So, two weeks ago, they started sprinting.  As you can imagine, it was a solid, foundational learning experience.  Planning was done(ish).  They had been instructed to use Scrumban.  Admittedly, I am far from an expert in Kanban and know even less about Scrumban so I wasn’t certain about how to go about helping this team.  I went to do some on-line research and consulted with some coaches I trust.  I learned that attempting a hybrid from the get-go might not be a good idea, but a committed team could work through it.  I crossed my fingers and hoped they knew what the heck they were doing.

Lesson #2:  Sometimes, you risk losing an excited team by not trusting your gut.

It was really hard – for them and for me.  I found myself at a loss for what to do and they were clearly very frustrated with the process as was I.  Back to consulting with trusted coaches who advised me to take them back to Scrum or Kanban.  Based on what I read about Kanban and not having the experience with it, I opted for Scrum both as a better fit for them and for me.

Lesson #3:  Building a solid foundation on top of a crappy one isn’t ideal.

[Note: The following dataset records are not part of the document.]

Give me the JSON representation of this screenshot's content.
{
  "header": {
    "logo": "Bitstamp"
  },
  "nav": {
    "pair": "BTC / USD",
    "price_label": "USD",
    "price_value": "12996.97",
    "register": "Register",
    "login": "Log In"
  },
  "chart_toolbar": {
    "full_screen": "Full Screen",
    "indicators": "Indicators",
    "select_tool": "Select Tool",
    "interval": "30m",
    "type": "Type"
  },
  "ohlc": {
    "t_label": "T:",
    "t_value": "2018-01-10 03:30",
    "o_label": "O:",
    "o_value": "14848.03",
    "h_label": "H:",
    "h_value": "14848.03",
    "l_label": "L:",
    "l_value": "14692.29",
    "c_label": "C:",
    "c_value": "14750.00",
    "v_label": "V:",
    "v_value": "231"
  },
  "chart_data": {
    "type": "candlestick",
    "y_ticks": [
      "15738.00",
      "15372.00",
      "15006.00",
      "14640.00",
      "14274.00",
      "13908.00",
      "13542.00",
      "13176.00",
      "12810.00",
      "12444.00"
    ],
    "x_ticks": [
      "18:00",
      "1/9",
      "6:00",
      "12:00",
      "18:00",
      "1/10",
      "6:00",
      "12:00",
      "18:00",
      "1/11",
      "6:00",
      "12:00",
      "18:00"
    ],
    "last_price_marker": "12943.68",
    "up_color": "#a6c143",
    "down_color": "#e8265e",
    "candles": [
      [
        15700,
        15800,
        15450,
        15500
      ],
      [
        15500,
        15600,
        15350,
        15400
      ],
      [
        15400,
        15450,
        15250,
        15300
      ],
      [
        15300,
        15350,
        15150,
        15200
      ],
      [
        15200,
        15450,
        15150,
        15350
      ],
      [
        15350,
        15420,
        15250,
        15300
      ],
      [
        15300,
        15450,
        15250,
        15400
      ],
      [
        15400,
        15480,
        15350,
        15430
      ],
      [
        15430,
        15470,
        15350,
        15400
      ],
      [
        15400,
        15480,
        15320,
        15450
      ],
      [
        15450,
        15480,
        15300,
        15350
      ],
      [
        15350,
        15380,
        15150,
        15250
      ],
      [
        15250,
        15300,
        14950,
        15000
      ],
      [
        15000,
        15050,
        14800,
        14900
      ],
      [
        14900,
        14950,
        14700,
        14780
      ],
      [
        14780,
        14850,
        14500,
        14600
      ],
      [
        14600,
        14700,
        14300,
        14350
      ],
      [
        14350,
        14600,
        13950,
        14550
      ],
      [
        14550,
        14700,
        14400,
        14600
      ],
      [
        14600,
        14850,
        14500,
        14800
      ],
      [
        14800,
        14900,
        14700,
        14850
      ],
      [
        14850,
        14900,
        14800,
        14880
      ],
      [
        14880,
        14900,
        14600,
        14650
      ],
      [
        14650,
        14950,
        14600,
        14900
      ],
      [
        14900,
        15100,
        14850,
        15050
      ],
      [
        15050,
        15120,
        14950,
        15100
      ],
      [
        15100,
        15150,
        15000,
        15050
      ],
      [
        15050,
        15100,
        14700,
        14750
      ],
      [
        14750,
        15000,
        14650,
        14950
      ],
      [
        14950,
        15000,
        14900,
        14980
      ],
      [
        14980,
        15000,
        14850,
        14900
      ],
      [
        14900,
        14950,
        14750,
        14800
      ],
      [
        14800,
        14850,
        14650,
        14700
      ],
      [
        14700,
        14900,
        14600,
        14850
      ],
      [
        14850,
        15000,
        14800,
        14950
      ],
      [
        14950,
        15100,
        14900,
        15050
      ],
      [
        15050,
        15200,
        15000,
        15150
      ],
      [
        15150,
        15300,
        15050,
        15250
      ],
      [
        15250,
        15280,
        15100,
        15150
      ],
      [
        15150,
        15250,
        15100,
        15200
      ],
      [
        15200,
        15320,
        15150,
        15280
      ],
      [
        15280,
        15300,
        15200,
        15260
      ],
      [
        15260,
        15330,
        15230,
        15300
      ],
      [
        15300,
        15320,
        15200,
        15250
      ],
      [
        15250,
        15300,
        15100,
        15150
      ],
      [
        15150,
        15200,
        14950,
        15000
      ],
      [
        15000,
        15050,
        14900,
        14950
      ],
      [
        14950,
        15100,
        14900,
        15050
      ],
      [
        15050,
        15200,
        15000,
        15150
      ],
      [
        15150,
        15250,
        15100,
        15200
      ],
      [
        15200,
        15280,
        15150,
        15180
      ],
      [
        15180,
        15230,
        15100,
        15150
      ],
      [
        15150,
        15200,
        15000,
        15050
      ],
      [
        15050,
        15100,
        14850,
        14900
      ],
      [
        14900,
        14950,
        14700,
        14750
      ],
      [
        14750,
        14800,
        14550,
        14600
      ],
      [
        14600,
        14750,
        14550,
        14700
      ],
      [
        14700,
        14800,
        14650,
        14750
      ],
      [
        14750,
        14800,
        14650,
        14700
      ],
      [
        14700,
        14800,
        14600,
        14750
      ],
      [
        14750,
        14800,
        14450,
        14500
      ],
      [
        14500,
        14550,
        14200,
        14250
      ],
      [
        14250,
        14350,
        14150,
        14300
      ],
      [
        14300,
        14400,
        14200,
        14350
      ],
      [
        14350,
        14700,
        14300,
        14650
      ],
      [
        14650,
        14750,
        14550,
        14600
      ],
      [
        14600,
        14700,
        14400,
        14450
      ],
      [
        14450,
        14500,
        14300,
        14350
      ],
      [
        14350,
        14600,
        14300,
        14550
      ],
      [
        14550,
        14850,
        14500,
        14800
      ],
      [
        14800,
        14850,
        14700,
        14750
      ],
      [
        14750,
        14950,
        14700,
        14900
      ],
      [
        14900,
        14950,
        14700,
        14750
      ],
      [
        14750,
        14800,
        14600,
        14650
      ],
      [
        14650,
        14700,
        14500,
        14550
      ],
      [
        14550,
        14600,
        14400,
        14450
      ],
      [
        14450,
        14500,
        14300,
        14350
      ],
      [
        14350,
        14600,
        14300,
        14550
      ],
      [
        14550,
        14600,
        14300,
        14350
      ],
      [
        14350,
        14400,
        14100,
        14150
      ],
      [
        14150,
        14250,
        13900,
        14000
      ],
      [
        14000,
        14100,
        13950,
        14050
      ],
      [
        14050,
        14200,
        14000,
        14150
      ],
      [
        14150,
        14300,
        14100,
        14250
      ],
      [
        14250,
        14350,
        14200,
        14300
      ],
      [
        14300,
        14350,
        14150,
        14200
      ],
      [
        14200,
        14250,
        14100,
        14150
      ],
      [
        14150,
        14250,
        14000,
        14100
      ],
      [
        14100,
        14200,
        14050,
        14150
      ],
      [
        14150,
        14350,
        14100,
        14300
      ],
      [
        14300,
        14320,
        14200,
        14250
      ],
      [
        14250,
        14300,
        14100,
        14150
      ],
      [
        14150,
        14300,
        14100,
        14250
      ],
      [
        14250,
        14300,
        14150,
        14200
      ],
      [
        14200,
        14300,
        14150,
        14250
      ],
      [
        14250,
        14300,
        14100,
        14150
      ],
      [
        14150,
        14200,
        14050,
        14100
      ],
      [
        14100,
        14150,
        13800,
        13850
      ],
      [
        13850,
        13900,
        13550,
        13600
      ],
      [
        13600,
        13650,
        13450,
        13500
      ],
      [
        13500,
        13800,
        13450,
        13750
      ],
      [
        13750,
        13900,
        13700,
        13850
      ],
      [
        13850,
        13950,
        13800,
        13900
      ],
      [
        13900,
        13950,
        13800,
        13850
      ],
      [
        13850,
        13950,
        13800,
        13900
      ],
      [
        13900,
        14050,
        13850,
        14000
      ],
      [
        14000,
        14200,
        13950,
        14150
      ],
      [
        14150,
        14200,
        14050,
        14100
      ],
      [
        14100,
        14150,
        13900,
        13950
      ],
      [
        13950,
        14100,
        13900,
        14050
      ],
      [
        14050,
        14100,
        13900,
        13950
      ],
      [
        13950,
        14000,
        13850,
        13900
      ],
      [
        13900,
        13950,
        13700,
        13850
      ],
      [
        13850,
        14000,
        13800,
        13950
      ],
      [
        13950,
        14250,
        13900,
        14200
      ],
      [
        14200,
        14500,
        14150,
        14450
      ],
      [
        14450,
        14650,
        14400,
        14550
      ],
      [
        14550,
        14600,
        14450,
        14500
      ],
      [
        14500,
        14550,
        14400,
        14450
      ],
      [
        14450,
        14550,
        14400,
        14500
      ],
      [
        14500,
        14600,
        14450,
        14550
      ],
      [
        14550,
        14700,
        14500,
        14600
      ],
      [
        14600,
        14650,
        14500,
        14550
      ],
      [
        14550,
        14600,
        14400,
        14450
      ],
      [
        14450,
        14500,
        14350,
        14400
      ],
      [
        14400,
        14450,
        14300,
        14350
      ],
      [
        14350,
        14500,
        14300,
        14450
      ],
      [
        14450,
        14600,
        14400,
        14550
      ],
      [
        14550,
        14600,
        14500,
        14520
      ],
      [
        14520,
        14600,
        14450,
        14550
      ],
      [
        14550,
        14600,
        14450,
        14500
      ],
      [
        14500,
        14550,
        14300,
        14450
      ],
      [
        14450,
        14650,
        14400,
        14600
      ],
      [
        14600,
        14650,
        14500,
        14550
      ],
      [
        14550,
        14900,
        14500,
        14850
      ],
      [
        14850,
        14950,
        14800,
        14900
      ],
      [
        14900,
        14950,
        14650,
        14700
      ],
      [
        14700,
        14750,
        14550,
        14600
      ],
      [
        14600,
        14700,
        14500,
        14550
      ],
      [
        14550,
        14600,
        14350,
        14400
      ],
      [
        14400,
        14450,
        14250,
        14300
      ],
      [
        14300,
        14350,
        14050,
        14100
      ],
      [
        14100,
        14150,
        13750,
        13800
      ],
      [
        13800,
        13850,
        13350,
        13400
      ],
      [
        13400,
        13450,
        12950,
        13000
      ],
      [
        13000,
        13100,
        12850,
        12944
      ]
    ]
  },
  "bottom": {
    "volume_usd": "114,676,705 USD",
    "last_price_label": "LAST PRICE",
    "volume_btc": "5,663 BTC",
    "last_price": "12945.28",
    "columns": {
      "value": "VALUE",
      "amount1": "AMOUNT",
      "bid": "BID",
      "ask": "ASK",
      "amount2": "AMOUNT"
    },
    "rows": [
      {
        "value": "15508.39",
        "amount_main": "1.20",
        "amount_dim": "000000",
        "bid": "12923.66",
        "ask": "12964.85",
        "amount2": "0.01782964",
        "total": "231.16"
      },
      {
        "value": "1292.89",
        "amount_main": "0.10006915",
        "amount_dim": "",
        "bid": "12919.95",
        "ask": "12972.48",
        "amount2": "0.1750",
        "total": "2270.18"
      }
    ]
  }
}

I worked with the necessary people to get a full day away from the work to invest in some training and establish a foundation.  Yesterday was the day.  First question out of the gate after the goals, agenda and we’re going back to Scrum intro….. “Doesn’t the team decide?”.  Yes.  Yes they do.  Once a team has been presented with what each framework offers and can make an informed choice, they can certainly choose.  This team didn’t choose Scrumban, it was prescribed.  I wasn’t allowing them to choose Scrum either.

Lesson #4:  Trusting yourself and others takes guts.

We worked through the agenda.  A background on Agile.  Review of Scrum.  High-performing teams.  Story writing.  We powered through.  I powered through.  I was tested at every turn.  At the end of the day I was exhausted, frustrated and, frankly, a little beaten.  This morning, I wasn’t looking forward to going in to work.  Here’s what happened:

  • A team member watching me slog through getting all the stories and tasks into the spreadsheet and up on the board offered to learn how to do it and them completed the last 25% of it for me.  Bless her.
  • A team member put a large post-it on the wall for people to share their “Bold” Agile actions.
  • Another team member put a different one up for members to share how they were “fertilizing their roots”.  We did a review of the high-performance tree in Lyssa Adkins amazing book “Coaching Agile Teams”.  (LOVE that book)
  • The team was positively chatty today.  Generally, they’re all clammed up and it’s stifling.

Lesson #5:  Being challenged is a good thing.  It makes you give it your all.

On to more learning now and if someone can please tell me more about Scrumban, I would really appreciate it.

Final Lesson (for this week):  Don’t start without the foundation.  This applies to teams or to Scrum Masters with a new methodology.